[Data records for software interfaces]
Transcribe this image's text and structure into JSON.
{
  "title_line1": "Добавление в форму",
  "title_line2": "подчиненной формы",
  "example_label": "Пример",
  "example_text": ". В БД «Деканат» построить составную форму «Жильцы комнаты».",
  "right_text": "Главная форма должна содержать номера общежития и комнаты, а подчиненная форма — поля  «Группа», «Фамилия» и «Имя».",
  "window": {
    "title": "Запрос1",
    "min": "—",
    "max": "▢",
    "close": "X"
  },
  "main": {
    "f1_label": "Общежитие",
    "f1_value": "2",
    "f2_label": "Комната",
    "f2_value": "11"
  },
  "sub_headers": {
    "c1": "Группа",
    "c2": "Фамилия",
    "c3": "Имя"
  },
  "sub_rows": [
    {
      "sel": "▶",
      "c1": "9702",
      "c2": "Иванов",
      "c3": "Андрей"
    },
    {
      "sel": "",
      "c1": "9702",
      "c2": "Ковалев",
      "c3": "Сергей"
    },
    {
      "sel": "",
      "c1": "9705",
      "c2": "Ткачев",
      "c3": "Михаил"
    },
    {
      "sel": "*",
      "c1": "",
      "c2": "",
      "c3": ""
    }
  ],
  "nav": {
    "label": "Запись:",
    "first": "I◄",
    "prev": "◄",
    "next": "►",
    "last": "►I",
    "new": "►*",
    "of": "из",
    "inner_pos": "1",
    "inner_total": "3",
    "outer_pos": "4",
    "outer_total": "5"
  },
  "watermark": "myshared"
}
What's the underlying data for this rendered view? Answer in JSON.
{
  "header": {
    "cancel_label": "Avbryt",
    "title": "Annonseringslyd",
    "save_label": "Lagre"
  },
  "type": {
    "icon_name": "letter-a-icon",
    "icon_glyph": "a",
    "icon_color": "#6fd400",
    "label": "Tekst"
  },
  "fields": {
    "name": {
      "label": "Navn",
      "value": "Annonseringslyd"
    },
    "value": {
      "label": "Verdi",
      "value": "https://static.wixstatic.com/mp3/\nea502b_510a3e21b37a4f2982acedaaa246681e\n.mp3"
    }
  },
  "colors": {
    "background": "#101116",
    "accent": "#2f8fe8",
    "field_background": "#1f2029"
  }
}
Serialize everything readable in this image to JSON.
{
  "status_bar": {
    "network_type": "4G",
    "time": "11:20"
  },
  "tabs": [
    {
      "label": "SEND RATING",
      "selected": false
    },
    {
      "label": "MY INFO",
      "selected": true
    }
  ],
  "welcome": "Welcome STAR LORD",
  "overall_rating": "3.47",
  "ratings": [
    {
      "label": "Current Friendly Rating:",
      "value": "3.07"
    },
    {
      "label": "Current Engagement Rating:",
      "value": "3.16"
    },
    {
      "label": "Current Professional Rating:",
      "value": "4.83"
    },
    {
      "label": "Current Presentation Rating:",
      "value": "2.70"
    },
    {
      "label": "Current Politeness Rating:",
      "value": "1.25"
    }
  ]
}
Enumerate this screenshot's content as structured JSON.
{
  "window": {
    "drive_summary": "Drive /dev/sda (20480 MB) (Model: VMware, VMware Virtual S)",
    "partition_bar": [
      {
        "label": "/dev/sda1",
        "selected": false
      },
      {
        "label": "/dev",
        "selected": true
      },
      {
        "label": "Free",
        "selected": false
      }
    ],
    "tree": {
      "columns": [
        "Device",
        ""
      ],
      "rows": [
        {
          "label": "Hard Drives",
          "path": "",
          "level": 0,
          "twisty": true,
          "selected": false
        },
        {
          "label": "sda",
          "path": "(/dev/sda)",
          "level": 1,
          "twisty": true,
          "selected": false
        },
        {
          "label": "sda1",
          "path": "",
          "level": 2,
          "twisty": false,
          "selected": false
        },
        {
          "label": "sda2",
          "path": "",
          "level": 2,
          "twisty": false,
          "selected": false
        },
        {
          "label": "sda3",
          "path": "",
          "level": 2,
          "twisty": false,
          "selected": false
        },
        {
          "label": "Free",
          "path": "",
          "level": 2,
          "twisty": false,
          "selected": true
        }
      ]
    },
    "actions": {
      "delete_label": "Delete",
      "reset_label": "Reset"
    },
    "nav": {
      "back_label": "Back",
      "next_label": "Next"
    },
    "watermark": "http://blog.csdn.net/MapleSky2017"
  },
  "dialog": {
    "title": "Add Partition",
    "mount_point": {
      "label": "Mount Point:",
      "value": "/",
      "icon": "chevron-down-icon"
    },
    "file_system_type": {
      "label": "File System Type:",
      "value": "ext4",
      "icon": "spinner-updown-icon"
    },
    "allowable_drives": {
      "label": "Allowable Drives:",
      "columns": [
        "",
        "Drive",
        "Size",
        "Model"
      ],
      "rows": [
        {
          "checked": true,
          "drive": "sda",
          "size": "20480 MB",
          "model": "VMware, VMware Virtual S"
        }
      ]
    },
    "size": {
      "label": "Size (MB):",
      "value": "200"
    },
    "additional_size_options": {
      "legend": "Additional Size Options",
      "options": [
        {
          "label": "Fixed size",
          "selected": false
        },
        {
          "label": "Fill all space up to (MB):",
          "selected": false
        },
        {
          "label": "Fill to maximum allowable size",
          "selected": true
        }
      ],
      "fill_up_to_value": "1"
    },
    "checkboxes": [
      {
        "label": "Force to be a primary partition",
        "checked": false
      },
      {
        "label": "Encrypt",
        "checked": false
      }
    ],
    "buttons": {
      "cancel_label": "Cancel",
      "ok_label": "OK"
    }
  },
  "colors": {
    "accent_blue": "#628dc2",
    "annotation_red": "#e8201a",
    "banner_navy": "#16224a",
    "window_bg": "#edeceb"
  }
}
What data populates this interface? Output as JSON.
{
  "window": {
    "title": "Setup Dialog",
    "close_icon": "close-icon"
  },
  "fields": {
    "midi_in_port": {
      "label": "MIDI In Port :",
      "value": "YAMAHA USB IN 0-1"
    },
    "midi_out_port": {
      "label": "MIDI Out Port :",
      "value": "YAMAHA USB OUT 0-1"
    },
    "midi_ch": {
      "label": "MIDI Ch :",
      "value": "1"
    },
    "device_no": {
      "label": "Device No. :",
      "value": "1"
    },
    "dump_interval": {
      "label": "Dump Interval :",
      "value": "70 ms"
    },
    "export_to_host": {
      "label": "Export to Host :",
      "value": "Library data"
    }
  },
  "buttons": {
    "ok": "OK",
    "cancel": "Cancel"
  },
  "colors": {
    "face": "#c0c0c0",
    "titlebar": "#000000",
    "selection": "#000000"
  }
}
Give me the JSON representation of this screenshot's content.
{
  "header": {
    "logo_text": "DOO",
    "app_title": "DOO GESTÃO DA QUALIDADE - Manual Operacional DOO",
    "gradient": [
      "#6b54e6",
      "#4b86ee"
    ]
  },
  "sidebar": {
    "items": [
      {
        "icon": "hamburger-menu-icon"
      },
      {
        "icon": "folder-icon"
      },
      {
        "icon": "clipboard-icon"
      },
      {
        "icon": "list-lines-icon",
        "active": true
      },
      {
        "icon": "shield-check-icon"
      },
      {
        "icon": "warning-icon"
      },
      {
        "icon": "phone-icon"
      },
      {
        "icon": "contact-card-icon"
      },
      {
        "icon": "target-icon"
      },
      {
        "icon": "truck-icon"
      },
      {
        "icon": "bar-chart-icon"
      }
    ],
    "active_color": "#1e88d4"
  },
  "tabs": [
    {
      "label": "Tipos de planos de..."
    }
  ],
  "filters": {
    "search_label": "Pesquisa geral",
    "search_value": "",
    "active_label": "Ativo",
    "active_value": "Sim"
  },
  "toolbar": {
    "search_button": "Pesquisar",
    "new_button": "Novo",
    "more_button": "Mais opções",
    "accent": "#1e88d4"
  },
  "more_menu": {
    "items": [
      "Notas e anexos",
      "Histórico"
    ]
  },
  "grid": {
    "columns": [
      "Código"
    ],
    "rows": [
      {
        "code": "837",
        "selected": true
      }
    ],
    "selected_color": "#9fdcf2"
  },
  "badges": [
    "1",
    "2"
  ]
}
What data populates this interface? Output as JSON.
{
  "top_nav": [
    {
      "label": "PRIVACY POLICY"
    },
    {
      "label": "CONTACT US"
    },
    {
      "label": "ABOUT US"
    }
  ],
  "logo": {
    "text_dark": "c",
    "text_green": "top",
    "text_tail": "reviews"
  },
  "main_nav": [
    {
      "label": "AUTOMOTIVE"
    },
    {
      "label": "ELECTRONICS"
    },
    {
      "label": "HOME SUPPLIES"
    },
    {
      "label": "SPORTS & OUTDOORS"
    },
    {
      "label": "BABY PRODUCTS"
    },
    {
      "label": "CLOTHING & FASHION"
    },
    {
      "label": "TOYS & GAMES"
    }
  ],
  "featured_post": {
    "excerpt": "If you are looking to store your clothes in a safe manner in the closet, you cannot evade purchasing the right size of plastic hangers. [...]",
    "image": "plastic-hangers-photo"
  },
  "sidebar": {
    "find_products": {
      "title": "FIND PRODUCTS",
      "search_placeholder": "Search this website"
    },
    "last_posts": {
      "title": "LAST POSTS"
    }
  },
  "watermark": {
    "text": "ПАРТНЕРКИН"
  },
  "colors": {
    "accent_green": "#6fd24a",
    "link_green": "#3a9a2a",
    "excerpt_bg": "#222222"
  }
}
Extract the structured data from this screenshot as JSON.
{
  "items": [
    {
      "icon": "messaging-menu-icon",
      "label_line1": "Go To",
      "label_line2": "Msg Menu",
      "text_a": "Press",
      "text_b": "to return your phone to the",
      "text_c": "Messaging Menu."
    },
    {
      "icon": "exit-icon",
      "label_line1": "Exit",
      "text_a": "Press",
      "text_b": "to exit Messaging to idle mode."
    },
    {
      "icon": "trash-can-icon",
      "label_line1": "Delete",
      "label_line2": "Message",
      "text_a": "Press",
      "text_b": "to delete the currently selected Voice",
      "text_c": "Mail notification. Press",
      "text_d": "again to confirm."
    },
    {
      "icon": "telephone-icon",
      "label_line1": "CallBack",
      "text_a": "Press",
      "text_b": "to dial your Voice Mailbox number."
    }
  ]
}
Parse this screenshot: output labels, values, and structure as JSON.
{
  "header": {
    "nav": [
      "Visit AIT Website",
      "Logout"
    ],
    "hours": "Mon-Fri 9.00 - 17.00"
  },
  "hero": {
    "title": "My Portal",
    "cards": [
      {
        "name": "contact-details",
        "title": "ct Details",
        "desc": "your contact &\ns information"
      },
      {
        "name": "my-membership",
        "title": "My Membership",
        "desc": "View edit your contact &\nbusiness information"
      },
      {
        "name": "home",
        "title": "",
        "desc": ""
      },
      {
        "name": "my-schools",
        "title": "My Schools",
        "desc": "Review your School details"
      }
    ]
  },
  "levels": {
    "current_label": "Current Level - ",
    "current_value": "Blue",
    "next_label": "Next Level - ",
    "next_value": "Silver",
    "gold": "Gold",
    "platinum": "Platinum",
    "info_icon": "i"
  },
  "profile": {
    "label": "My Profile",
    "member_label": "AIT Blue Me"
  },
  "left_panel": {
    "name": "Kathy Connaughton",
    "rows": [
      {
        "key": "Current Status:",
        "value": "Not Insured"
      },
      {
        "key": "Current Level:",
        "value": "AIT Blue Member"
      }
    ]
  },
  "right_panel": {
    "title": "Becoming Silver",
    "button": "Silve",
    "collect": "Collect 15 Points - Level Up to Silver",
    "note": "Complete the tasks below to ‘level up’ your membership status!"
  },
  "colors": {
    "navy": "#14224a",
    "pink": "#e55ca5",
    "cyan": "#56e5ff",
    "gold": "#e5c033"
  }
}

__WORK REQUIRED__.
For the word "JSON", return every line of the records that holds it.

__TASK RESPONSE__.
Transcribe this image's text and structure into JSON.
What's the underlying data for this rendered view? Answer in JSON.
Serialize everything readable in this image to JSON.
Enumerate this screenshot's content as structured JSON.
What data populates this interface? Output as JSON.
Give me the JSON representation of this screenshot's content.
What data populates this interface? Output as JSON.
Extract the structured data from this screenshot as JSON.
Parse this screenshot: output labels, values, and structure as JSON.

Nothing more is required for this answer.